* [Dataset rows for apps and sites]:
-- -- --

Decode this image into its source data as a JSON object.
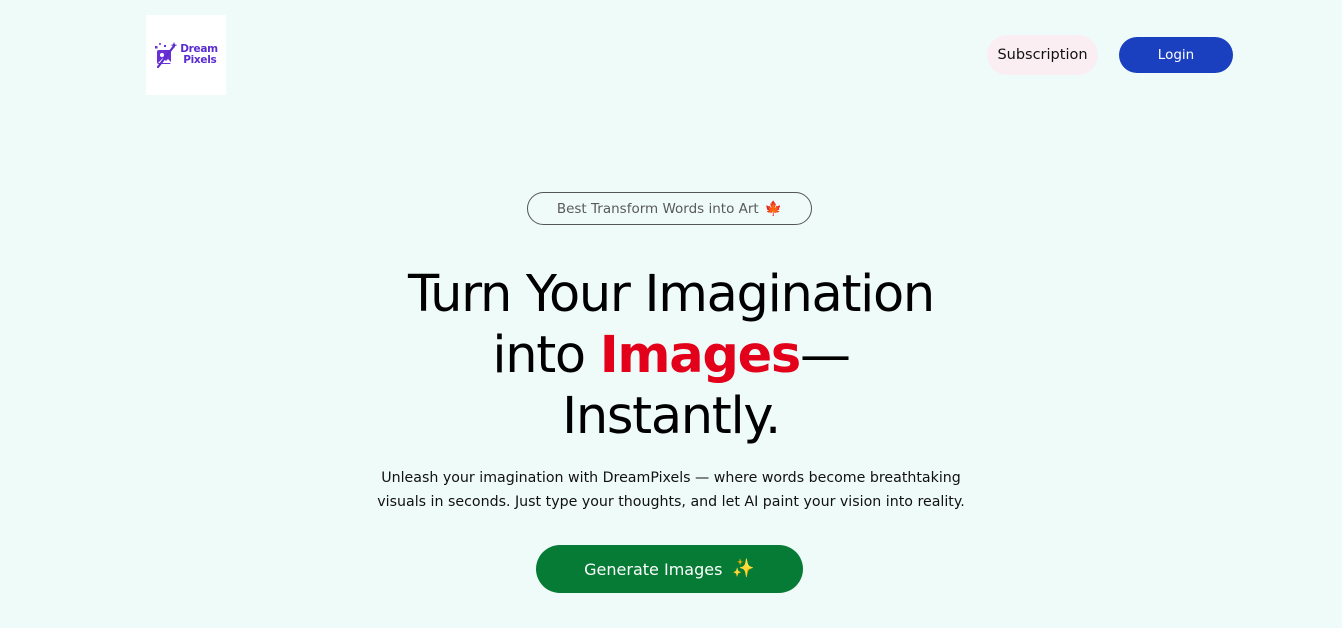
{
  "brand": {
    "name_line1": "Dream",
    "name_line2": "Pixels",
    "logo_icon": "magic-wand-image-icon",
    "color": "#5b2ccf"
  },
  "nav": {
    "subscription_label": "Subscription",
    "login_label": "Login"
  },
  "badge": {
    "text": "Best Transform Words into Art",
    "icon": "maple-leaf-icon",
    "icon_glyph": "🍁"
  },
  "hero": {
    "title_line1": "Turn Your Imagination",
    "title_into": "into ",
    "title_highlight": "Images",
    "title_dash": "—",
    "title_line3": "Instantly.",
    "subtitle_line1": "Unleash your imagination with DreamPixels — where words become breathtaking",
    "subtitle_line2": "visuals in seconds. Just type your thoughts, and let AI paint your vision into reality."
  },
  "cta": {
    "label": "Generate Images",
    "icon": "sparkles-icon",
    "icon_glyph": "✨"
  },
  "colors": {
    "background": "#effbf8",
    "highlight": "#e3001b",
    "login_button": "#1a3fbf",
    "cta_button": "#067b35",
    "subscription_button": "#fbeef2"
  }
}
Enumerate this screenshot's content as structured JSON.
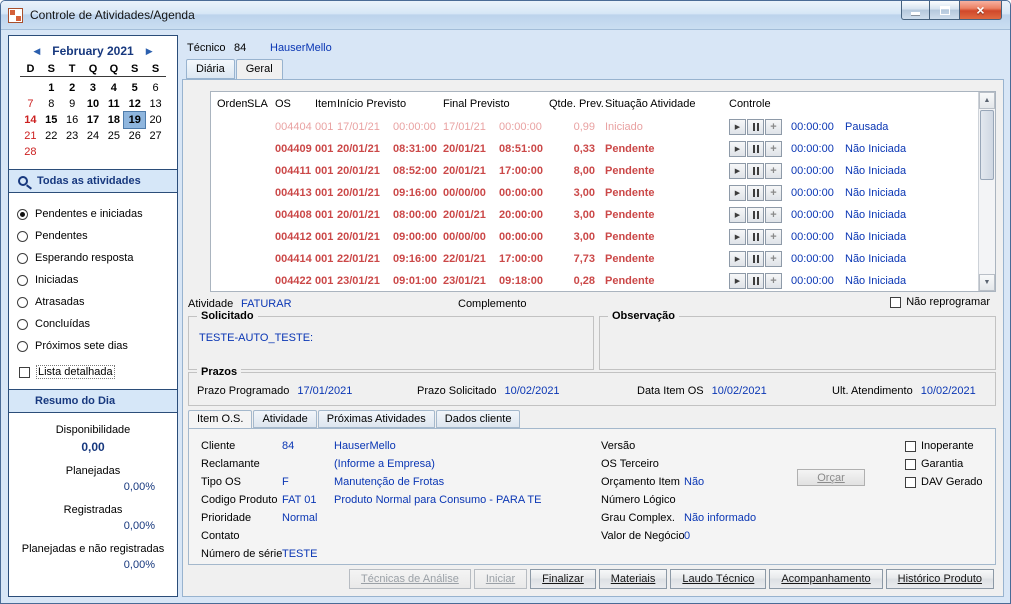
{
  "window": {
    "title": "Controle de Atividades/Agenda"
  },
  "icons": {
    "prev": "◀",
    "next": "▶",
    "play": "▶",
    "plus": "+",
    "up": "▲",
    "down": "▼",
    "close": "×"
  },
  "calendar": {
    "month_label": "February 2021",
    "day_headers": [
      "D",
      "S",
      "T",
      "Q",
      "Q",
      "S",
      "S"
    ],
    "selected_day": "19",
    "cells": [
      {
        "t": "",
        "c": ""
      },
      {
        "t": "1",
        "c": "bold"
      },
      {
        "t": "2",
        "c": "bold"
      },
      {
        "t": "3",
        "c": "bold"
      },
      {
        "t": "4",
        "c": "bold"
      },
      {
        "t": "5",
        "c": "bold"
      },
      {
        "t": "6",
        "c": ""
      },
      {
        "t": "7",
        "c": "red"
      },
      {
        "t": "8",
        "c": ""
      },
      {
        "t": "9",
        "c": ""
      },
      {
        "t": "10",
        "c": "bold"
      },
      {
        "t": "11",
        "c": "bold"
      },
      {
        "t": "12",
        "c": "bold"
      },
      {
        "t": "13",
        "c": ""
      },
      {
        "t": "14",
        "c": "red bold"
      },
      {
        "t": "15",
        "c": "bold"
      },
      {
        "t": "16",
        "c": ""
      },
      {
        "t": "17",
        "c": "bold"
      },
      {
        "t": "18",
        "c": "bold"
      },
      {
        "t": "19",
        "c": "bold selected"
      },
      {
        "t": "20",
        "c": ""
      },
      {
        "t": "21",
        "c": "red"
      },
      {
        "t": "22",
        "c": ""
      },
      {
        "t": "23",
        "c": ""
      },
      {
        "t": "24",
        "c": ""
      },
      {
        "t": "25",
        "c": ""
      },
      {
        "t": "26",
        "c": ""
      },
      {
        "t": "27",
        "c": ""
      },
      {
        "t": "28",
        "c": "red"
      },
      {
        "t": "",
        "c": ""
      },
      {
        "t": "",
        "c": ""
      },
      {
        "t": "",
        "c": ""
      },
      {
        "t": "",
        "c": ""
      },
      {
        "t": "",
        "c": ""
      },
      {
        "t": "",
        "c": ""
      }
    ]
  },
  "filters": {
    "header": "Todas as atividades",
    "options": [
      {
        "label": "Pendentes e iniciadas",
        "state": "checked"
      },
      {
        "label": "Pendentes",
        "state": ""
      },
      {
        "label": "Esperando resposta",
        "state": ""
      },
      {
        "label": "Iniciadas",
        "state": ""
      },
      {
        "label": "Atrasadas",
        "state": ""
      },
      {
        "label": "Concluídas",
        "state": ""
      },
      {
        "label": "Próximos sete dias",
        "state": ""
      }
    ],
    "detail_checkbox": "Lista detalhada"
  },
  "summary": {
    "header": "Resumo do Dia",
    "rows": [
      {
        "label": "Disponibilidade",
        "value": "0,00",
        "style": "big"
      },
      {
        "label": "Planejadas",
        "value": "0,00%",
        "style": "pct"
      },
      {
        "label": "Registradas",
        "value": "0,00%",
        "style": "pct"
      },
      {
        "label": "Planejadas e não registradas",
        "value": "0,00%",
        "style": "pct"
      }
    ]
  },
  "header": {
    "tecnico_label": "Técnico",
    "tecnico_code": "84",
    "tecnico_name": "HauserMello"
  },
  "tabs": [
    {
      "label": "Diária",
      "state": ""
    },
    {
      "label": "Geral",
      "state": "active"
    }
  ],
  "table": {
    "columns": [
      "Ordem",
      "SLA",
      "OS",
      "Item",
      "Início Previsto",
      "Final Previsto",
      "Qtde. Prev.",
      "Situação Atividade",
      "Controle"
    ],
    "rows": [
      {
        "os": "004404",
        "item": "001",
        "sd": "17/01/21",
        "st": "00:00:00",
        "ed": "17/01/21",
        "et": "00:00:00",
        "qty": "0,99",
        "status": "Iniciado",
        "timer": "00:00:00",
        "state": "Pausada",
        "cls": "started"
      },
      {
        "os": "004409",
        "item": "001",
        "sd": "20/01/21",
        "st": "08:31:00",
        "ed": "20/01/21",
        "et": "08:51:00",
        "qty": "0,33",
        "status": "Pendente",
        "timer": "00:00:00",
        "state": "Não Iniciada",
        "cls": "pending"
      },
      {
        "os": "004411",
        "item": "001",
        "sd": "20/01/21",
        "st": "08:52:00",
        "ed": "20/01/21",
        "et": "17:00:00",
        "qty": "8,00",
        "status": "Pendente",
        "timer": "00:00:00",
        "state": "Não Iniciada",
        "cls": "pending"
      },
      {
        "os": "004413",
        "item": "001",
        "sd": "20/01/21",
        "st": "09:16:00",
        "ed": "00/00/00",
        "et": "00:00:00",
        "qty": "3,00",
        "status": "Pendente",
        "timer": "00:00:00",
        "state": "Não Iniciada",
        "cls": "pending"
      },
      {
        "os": "004408",
        "item": "001",
        "sd": "20/01/21",
        "st": "08:00:00",
        "ed": "20/01/21",
        "et": "20:00:00",
        "qty": "3,00",
        "status": "Pendente",
        "timer": "00:00:00",
        "state": "Não Iniciada",
        "cls": "pending"
      },
      {
        "os": "004412",
        "item": "001",
        "sd": "20/01/21",
        "st": "09:00:00",
        "ed": "00/00/00",
        "et": "00:00:00",
        "qty": "3,00",
        "status": "Pendente",
        "timer": "00:00:00",
        "state": "Não Iniciada",
        "cls": "pending"
      },
      {
        "os": "004414",
        "item": "001",
        "sd": "22/01/21",
        "st": "09:16:00",
        "ed": "22/01/21",
        "et": "17:00:00",
        "qty": "7,73",
        "status": "Pendente",
        "timer": "00:00:00",
        "state": "Não Iniciada",
        "cls": "pending"
      },
      {
        "os": "004422",
        "item": "001",
        "sd": "23/01/21",
        "st": "09:01:00",
        "ed": "23/01/21",
        "et": "09:18:00",
        "qty": "0,28",
        "status": "Pendente",
        "timer": "00:00:00",
        "state": "Não Iniciada",
        "cls": "pending"
      }
    ]
  },
  "activity": {
    "label": "Atividade",
    "value": "FATURAR",
    "complement_label": "Complemento",
    "no_reprogram": "Não reprogramar",
    "solicitado_title": "Solicitado",
    "solicitado_text": "TESTE-AUTO_TESTE:",
    "observacao_title": "Observação"
  },
  "prazos": {
    "title": "Prazos",
    "items": [
      {
        "label": "Prazo Programado",
        "value": "17/01/2021"
      },
      {
        "label": "Prazo Solicitado",
        "value": "10/02/2021"
      },
      {
        "label": "Data Item OS",
        "value": "10/02/2021"
      },
      {
        "label": "Ult. Atendimento",
        "value": "10/02/2021"
      }
    ]
  },
  "detail_tabs": [
    {
      "label": "Item O.S.",
      "state": "active"
    },
    {
      "label": "Atividade",
      "state": ""
    },
    {
      "label": "Próximas Atividades",
      "state": ""
    },
    {
      "label": "Dados cliente",
      "state": ""
    }
  ],
  "detail": {
    "left": [
      {
        "label": "Cliente",
        "code": "84",
        "value": "HauserMello"
      },
      {
        "label": "Reclamante",
        "code": "",
        "value": "(Informe a Empresa)"
      },
      {
        "label": "Tipo OS",
        "code": "F",
        "value": "Manutenção de Frotas"
      },
      {
        "label": "Codigo Produto",
        "code": "FAT 01",
        "value": "Produto Normal para Consumo - PARA TE"
      },
      {
        "label": "Prioridade",
        "code": "Normal",
        "value": ""
      },
      {
        "label": "Contato",
        "code": "",
        "value": ""
      },
      {
        "label": "Número de série",
        "code": "TESTE",
        "value": ""
      }
    ],
    "right": [
      {
        "label": "Versão",
        "value": ""
      },
      {
        "label": "OS Terceiro",
        "value": ""
      },
      {
        "label": "Orçamento Item",
        "value": "Não"
      },
      {
        "label": "Número Lógico",
        "value": ""
      },
      {
        "label": "Grau Complex.",
        "value": "Não informado"
      },
      {
        "label": "Valor de Negócio",
        "value": "0"
      }
    ],
    "checkboxes": [
      "Inoperante",
      "Garantia",
      "DAV Gerado"
    ],
    "orcar_button": "Orçar"
  },
  "footer_buttons": [
    {
      "label": "Técnicas de Análise",
      "state": "disabled"
    },
    {
      "label": "Iniciar",
      "state": "disabled"
    },
    {
      "label": "Finalizar",
      "state": ""
    },
    {
      "label": "Materiais",
      "state": ""
    },
    {
      "label": "Laudo Técnico",
      "state": ""
    },
    {
      "label": "Acompanhamento",
      "state": ""
    },
    {
      "label": "Histórico Produto",
      "state": ""
    }
  ],
  "colors": {
    "link_blue": "#0a36b4",
    "navy": "#17387e",
    "pending_red": "#cb4848",
    "started_pink": "#e9a2a2",
    "calendar_red": "#cc2020"
  }
}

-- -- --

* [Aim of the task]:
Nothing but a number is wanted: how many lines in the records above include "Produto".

* [Task answer]:
3